Reassessing The Manufacturing Process
The whole Galaxy Note 7 fiasco prompted Samsung to reassess the manufacturing process to ensure that its future devices are safe and the company has now come up with the 8-Point Battery Safety Check.
The new process aims to ensure the safety and reliability of Samsung devices and it entails a more rigorous set of battery tests and inspections.
Samsung 8-Point Battery Safety Check
"Since the Galaxy Note 7 recall, we've re-assessed every step of the smartphone manufacturing process and developed the 8-Point Battery Safety Check," says Samsung. "It involves putting our batteries through extreme testing, inside and out, followed by careful inspection by X-ray and the human eye. We are making a stronger commitment to safer devices."
As part of this more rigorous testing process, Samsung will first conduct a durability test, pushing the battery to its limits to see how much it can endure. This includes overcharging the battery, puncturing it with a nail, and subjecting it to extreme temperatures.
The company will also conduct a visual inspection as well as X-ray the batteries so that Samsung engineers can find any potential abnormalities within the units. Samsung will also charge and discharge the batteries repeatedly, on a large scale, and conduct a Total Volatile Organic Compound test to further check the batteries' endurance.
Next up, company engineers will disassemble the battery units to assess their quality, including the state of the battery tab welding and insulation tape - two essential parts of a safe battery.
To simulate accelerated usage by device owners, the company will conduct an intensive test to see how the batteries fare. Lastly, a Delta Open Circuit Voltage test will check if there's any change in the batteries' voltage all throughout the manufacturing process, from the moment they hit assembly lines until the final product is made.
The more thorough 8-Point Battery Safety Check should ensure that the Samsung Galaxy S8 and other future Samsung devices don't pose the same safety threats as the ill-fated Galaxy Note 7.

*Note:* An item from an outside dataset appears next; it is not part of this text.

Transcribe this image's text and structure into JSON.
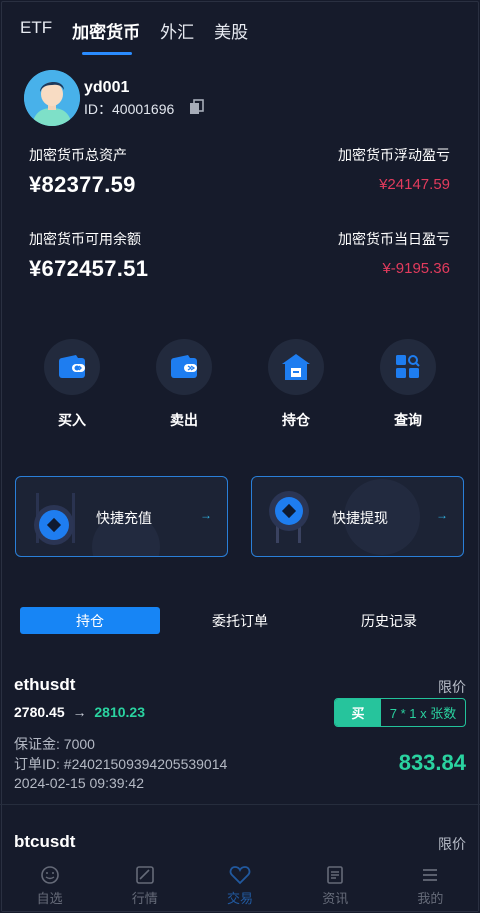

That said, a Samsung executive confirmed that the Galaxy S8 will not make its debut at the Mobile World Congress 2017 event that takes place in late February-early March in Barcelona. Earlier rumors suggested as much, indicating that the Galaxy S8 would hit the scene in April.